NASCAR Driver Saved by Device Invented at MSU
Anyone who saw the horrific crash this past weekend at the Daytona 500 involving Ryan Newman knew it was one of the worst in the NASCAR circuit. Most didn't expect the driver to survive let alone walk out of the hospital on his own just a few days later. With well wishes and prayers, Newman is home recovering with his family and technology developed right here in Michigan played a big role in making that happen.
The device credited with saving his life was invented at Michigan State and developed by former MSU professor Robert Hubbard. Known as the HANS device, or Head and Neck Support, it was developed by Hubbard along with his brother-in-law, a former racecar driver, Jim Downing. The device is a head restraint that reduces the compression a spine may endure after an accident. The device works by attaching to the helmet of a driver and preventing it from going forward like it would in a normal car with typical seat belts.
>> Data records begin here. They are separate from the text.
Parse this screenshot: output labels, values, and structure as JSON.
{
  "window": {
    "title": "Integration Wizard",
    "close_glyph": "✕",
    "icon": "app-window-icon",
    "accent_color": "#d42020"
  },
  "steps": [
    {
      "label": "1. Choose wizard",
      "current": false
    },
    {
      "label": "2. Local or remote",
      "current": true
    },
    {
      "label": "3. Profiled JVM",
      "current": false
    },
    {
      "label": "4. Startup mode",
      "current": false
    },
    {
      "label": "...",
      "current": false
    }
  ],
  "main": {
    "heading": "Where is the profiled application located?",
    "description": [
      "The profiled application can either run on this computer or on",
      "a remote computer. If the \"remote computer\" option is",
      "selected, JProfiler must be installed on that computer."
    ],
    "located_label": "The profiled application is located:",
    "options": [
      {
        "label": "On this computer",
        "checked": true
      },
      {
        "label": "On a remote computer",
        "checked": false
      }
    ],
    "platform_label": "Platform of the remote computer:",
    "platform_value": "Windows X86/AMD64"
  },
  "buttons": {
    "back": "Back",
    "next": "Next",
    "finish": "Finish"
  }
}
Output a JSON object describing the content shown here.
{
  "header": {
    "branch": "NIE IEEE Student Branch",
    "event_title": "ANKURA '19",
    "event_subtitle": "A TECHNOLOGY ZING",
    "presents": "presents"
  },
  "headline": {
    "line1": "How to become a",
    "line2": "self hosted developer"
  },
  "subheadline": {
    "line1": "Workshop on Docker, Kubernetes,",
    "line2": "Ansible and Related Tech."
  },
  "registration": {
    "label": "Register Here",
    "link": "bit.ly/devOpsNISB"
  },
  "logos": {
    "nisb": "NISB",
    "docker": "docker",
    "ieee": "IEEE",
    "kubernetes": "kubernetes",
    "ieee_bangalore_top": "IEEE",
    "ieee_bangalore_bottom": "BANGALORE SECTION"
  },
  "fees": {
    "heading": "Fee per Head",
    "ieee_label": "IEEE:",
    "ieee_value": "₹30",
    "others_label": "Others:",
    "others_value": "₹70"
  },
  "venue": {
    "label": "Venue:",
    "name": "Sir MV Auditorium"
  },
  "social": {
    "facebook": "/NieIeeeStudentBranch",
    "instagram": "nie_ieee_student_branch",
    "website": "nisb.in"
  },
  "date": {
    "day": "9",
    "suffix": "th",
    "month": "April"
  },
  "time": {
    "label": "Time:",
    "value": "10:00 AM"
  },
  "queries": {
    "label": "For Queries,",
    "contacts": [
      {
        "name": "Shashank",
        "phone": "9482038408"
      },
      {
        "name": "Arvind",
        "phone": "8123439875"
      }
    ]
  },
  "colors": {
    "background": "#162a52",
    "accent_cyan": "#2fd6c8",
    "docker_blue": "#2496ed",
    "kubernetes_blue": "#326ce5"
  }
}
Actually developed in the 1980s HANS is not new to the racing world. The HANS was recommended for use by NASCAR in 2001 after Dale Earnhardt died at the Daytona 500, and was made mandatory in 2005. Thankfully, since then no driver has died on the track.
Currently, there is no set timetable for Ryan Newman to return to racing, but the wonderful thing is if he's alive and well and able to make that choice thanks to amazing technology.